By Aminata Kamara, Employment and Training Officer
Let’s face it, Black History Month is a bit old school and outdated. It was probably only necessary at a time when Black people were specifically targeted because of their race during post war migration. But we have moved on immensely since then. We are a more inclusive society and celebrating diversity is high on everyone’s agenda 365 days a year.
But to break it down further here are my top seven reasons why we no longer need Black History Month.
The whole story of our ‘Black’ history (pre transatlantic slavery) is reflected in British history and is taught in all schools
All schools are teaching students the truth about who Black people were before they were enslaved. I mean this isn’t true, but for the sake of my argument let’s just pretend it is.
Black people are treated equally
So the stats that say Black pupils are around three times more likely to be permanently excluded from school than White British pupils (0.29% compared with 0.10%) and around twice as likely to receive a fixed period exclusion. This must just be a chance and unfortunate statistic.
Black people are seen as equally valuable members of society
So the fact that Black adults are more likely to live in substandard accommodation and are 35.7% more likely to live in poverty, compared to 17.2% of White people, might just be because Black people prefer to live a basic lifestyle (I mean lets face it, we did originate from Africa so poverty is in our DNA!).
Institutional racism has been acknowledged and addressed since the days of Stephen Lawrence
So just because Black people are three times more likely to be arrested, and the rates of prosecution and sentencing for Black people are three times higher than their White counterparts, must just mean that Black people are more inclined to commit crimes and therefore they deserve to be punished harsher because of it. (Don’t shoot the messenger!)
Black people have equal access to employment progression
So just because unemployment figures stand at 12.9% for ethnic minorities, compared to 6.3% for White people, must just be because Black people are lazy and can’t be bothered to look for work. Oh, and because Black people earn 23.1% less than white people must just be because they are not good enough to get paid the same.
We acknowledge diversity and accept everyone is different
So the fact that Black women are three to four times more likely to die in childbirth must be because… Well I don’t know why, but surely it can’t be racial can it?
I don’t see colour!
So the fact that my three year old daughter has been taunted in nursery because she has afro hair, and not long or sleek European hair, must just be because kids are kids and they will find any reason to tease you.
To my daughter she is normal, but in everyday life she is the minority, but hey no need to teach her or her peers about her Black history because she is equally represented, equally reflected, equally spoken of, and equally treated in everyday life!
Now I can’t change reality, I can just give you the facts. So if you honestly believe that all of the above is true, then please continue the agenda of dismissing the need for Black History Month.
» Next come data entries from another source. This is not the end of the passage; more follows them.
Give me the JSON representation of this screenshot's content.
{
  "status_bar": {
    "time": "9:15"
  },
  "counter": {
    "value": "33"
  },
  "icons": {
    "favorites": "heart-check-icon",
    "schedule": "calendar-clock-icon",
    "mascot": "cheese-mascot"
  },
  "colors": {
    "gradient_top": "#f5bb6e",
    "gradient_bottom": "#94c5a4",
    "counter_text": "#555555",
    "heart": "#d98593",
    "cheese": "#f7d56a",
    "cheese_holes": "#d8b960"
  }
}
But, and this is a very big but, if like me you can clearly see how ludicrous it is to question the need for Black History Month, at a time where there is no racial equality, then please join me in understanding why it’s so vital and imperative we celebrate the Black narrative, not just in October but throughout the year.
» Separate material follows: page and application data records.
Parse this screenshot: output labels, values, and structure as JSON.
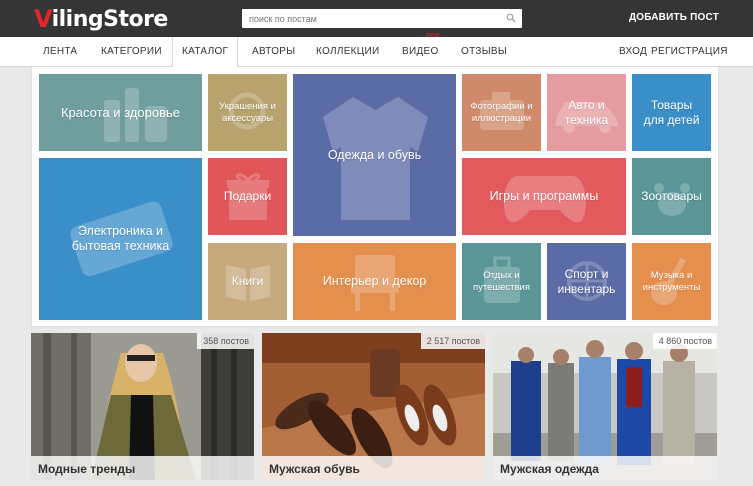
{
  "header": {
    "logo_accent": "V",
    "logo_rest": "ilingStore",
    "search_placeholder": "поиск по постам",
    "add_post_label": "ДОБАВИТЬ ПОСТ"
  },
  "nav": {
    "items": [
      {
        "label": "ЛЕНТА"
      },
      {
        "label": "КАТЕГОРИИ"
      },
      {
        "label": "КАТАЛОГ",
        "active": true
      },
      {
        "label": "АВТОРЫ"
      },
      {
        "label": "КОЛЛЕКЦИИ"
      },
      {
        "label": "ВИДЕО",
        "badge": "new"
      },
      {
        "label": "ОТЗЫВЫ"
      }
    ],
    "login_label": "ВХОД",
    "register_label": "РЕГИСТРАЦИЯ"
  },
  "catalog": {
    "tiles": [
      {
        "label": "Красота и здоровье",
        "color": "#6f9e9c"
      },
      {
        "label": "Украшения и аксессуары",
        "color": "#b8a36d"
      },
      {
        "label": "Одежда и обувь",
        "color": "#5b6ba5"
      },
      {
        "label": "Фотографии и иллюстрации",
        "color": "#d08a6b"
      },
      {
        "label": "Авто и техника",
        "color": "#e49ca0"
      },
      {
        "label": "Товары для детей",
        "color": "#3a8fc9"
      },
      {
        "label": "Электроника и бытовая техника",
        "color": "#3a8fc9"
      },
      {
        "label": "Подарки",
        "color": "#e05659"
      },
      {
        "label": "Игры и программы",
        "color": "#e35a5d"
      },
      {
        "label": "Зоотовары",
        "color": "#5a9697"
      },
      {
        "label": "Книги",
        "color": "#c7a97e"
      },
      {
        "label": "Интерьер и декор",
        "color": "#e58f4e"
      },
      {
        "label": "Отдых и путешествия",
        "color": "#5a9697"
      },
      {
        "label": "Спорт и инвентарь",
        "color": "#5b6ba5"
      },
      {
        "label": "Музыка и инструменты",
        "color": "#e58f4e"
      }
    ]
  },
  "collections": [
    {
      "title": "Модные тренды",
      "count": "358 постов"
    },
    {
      "title": "Мужская обувь",
      "count": "2 517 постов"
    },
    {
      "title": "Мужская одежда",
      "count": "4 860 постов"
    }
  ]
}
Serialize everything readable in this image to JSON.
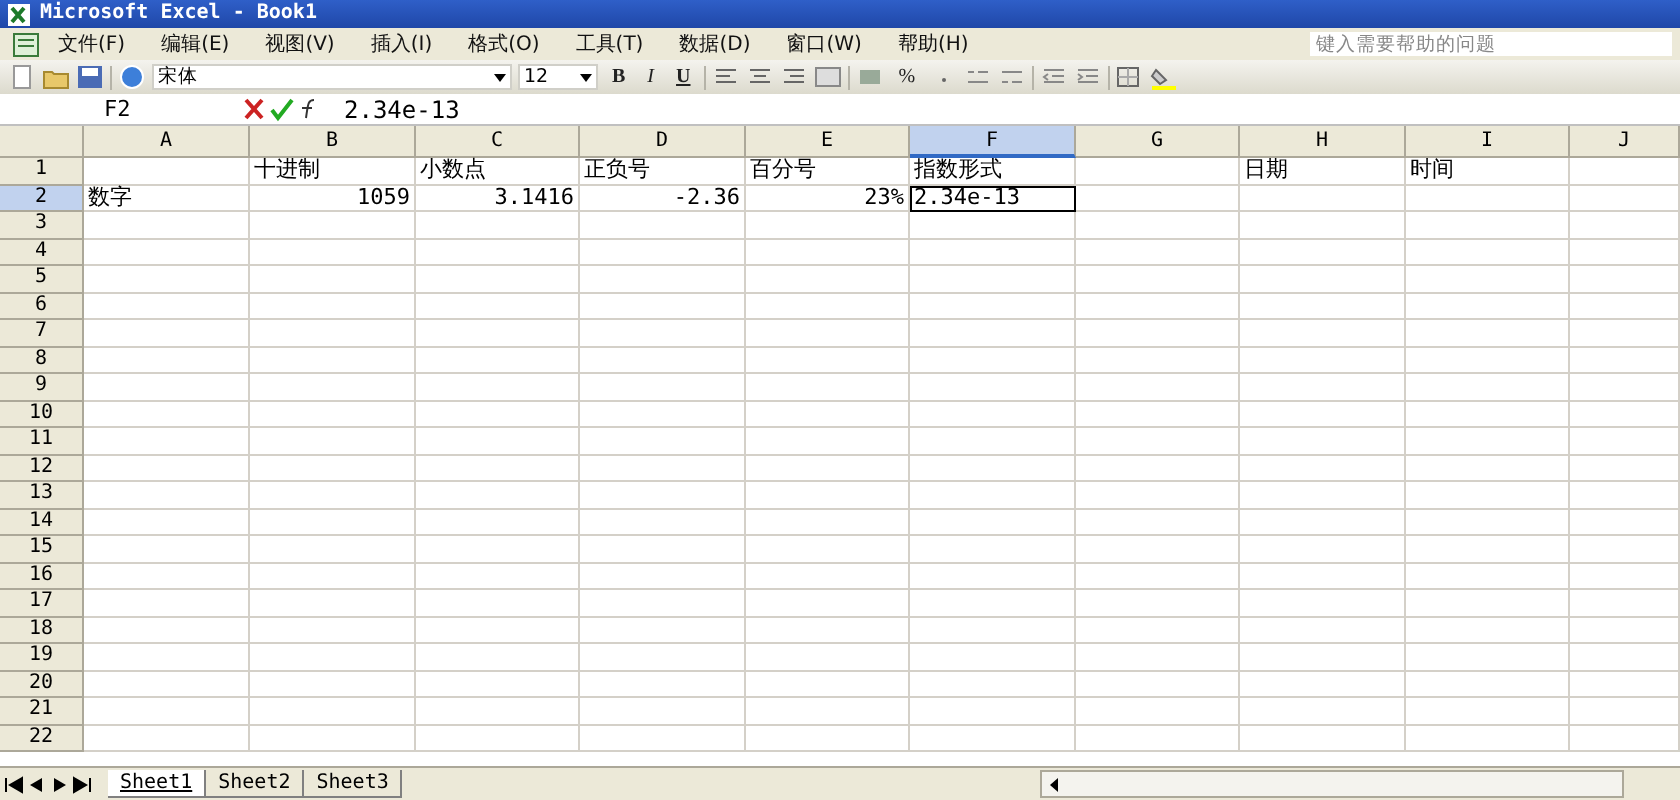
{
  "window": {
    "title": "Microsoft Excel - Book1"
  },
  "menu": [
    "文件(F)",
    "编辑(E)",
    "视图(V)",
    "插入(I)",
    "格式(O)",
    "工具(T)",
    "数据(D)",
    "窗口(W)",
    "帮助(H)"
  ],
  "help_search": {
    "placeholder": "键入需要帮助的问题"
  },
  "toolbar": {
    "font": "宋体",
    "size": "12",
    "format_buttons": [
      "B",
      "I",
      "U"
    ],
    "percent": "%"
  },
  "formula_bar": {
    "name_box": "F2",
    "value": "2.34e-13"
  },
  "columns": [
    {
      "label": "A",
      "selected": false
    },
    {
      "label": "B",
      "selected": false
    },
    {
      "label": "C",
      "selected": false
    },
    {
      "label": "D",
      "selected": false
    },
    {
      "label": "E",
      "selected": false
    },
    {
      "label": "F",
      "selected": true
    },
    {
      "label": "G",
      "selected": false
    },
    {
      "label": "H",
      "selected": false
    },
    {
      "label": "I",
      "selected": false
    },
    {
      "label": "J",
      "selected": false
    }
  ],
  "rows": [
    {
      "label": "1",
      "selected": false,
      "cells": [
        null,
        {
          "text": "十进制",
          "kind": "text"
        },
        {
          "text": "小数点",
          "kind": "text"
        },
        {
          "text": "正负号",
          "kind": "text"
        },
        {
          "text": "百分号",
          "kind": "text"
        },
        {
          "text": "指数形式",
          "kind": "text"
        },
        null,
        {
          "text": "日期",
          "kind": "text"
        },
        {
          "text": "时间",
          "kind": "text"
        },
        null
      ]
    },
    {
      "label": "2",
      "selected": true,
      "cells": [
        {
          "text": "数字",
          "kind": "text"
        },
        {
          "text": "1059",
          "kind": "number"
        },
        {
          "text": "3.1416",
          "kind": "number"
        },
        {
          "text": "-2.36",
          "kind": "number"
        },
        {
          "text": "23%",
          "kind": "number"
        },
        {
          "text": "2.34e-13",
          "kind": "text",
          "active": true
        },
        null,
        null,
        null,
        null
      ]
    },
    {
      "label": "3",
      "selected": false
    },
    {
      "label": "4",
      "selected": false
    },
    {
      "label": "5",
      "selected": false
    },
    {
      "label": "6",
      "selected": false
    },
    {
      "label": "7",
      "selected": false
    },
    {
      "label": "8",
      "selected": false
    },
    {
      "label": "9",
      "selected": false
    },
    {
      "label": "10",
      "selected": false
    },
    {
      "label": "11",
      "selected": false
    },
    {
      "label": "12",
      "selected": false
    },
    {
      "label": "13",
      "selected": false
    },
    {
      "label": "14",
      "selected": false
    },
    {
      "label": "15",
      "selected": false
    },
    {
      "label": "16",
      "selected": false
    },
    {
      "label": "17",
      "selected": false
    },
    {
      "label": "18",
      "selected": false
    },
    {
      "label": "19",
      "selected": false
    },
    {
      "label": "20",
      "selected": false
    },
    {
      "label": "21",
      "selected": false
    },
    {
      "label": "22",
      "selected": false
    }
  ],
  "sheets": [
    {
      "label": "Sheet1",
      "selected": true
    },
    {
      "label": "Sheet2",
      "selected": false
    },
    {
      "label": "Sheet3",
      "selected": false
    }
  ]
}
One thing we can maybe agree on is that Black history is part of British history, it’s just not taught as such. So Black History Month gives us the space and permission to share the whole truth about our history, our journey and our identity.
Black History Month is not about segregation, it’s about bringing us closer together and giving the opportunity for everyone to learn the truth about our history, which in turn will transform our future and put a stop to those shocking stats above. But hey… what do I know?!
Statistics taken from: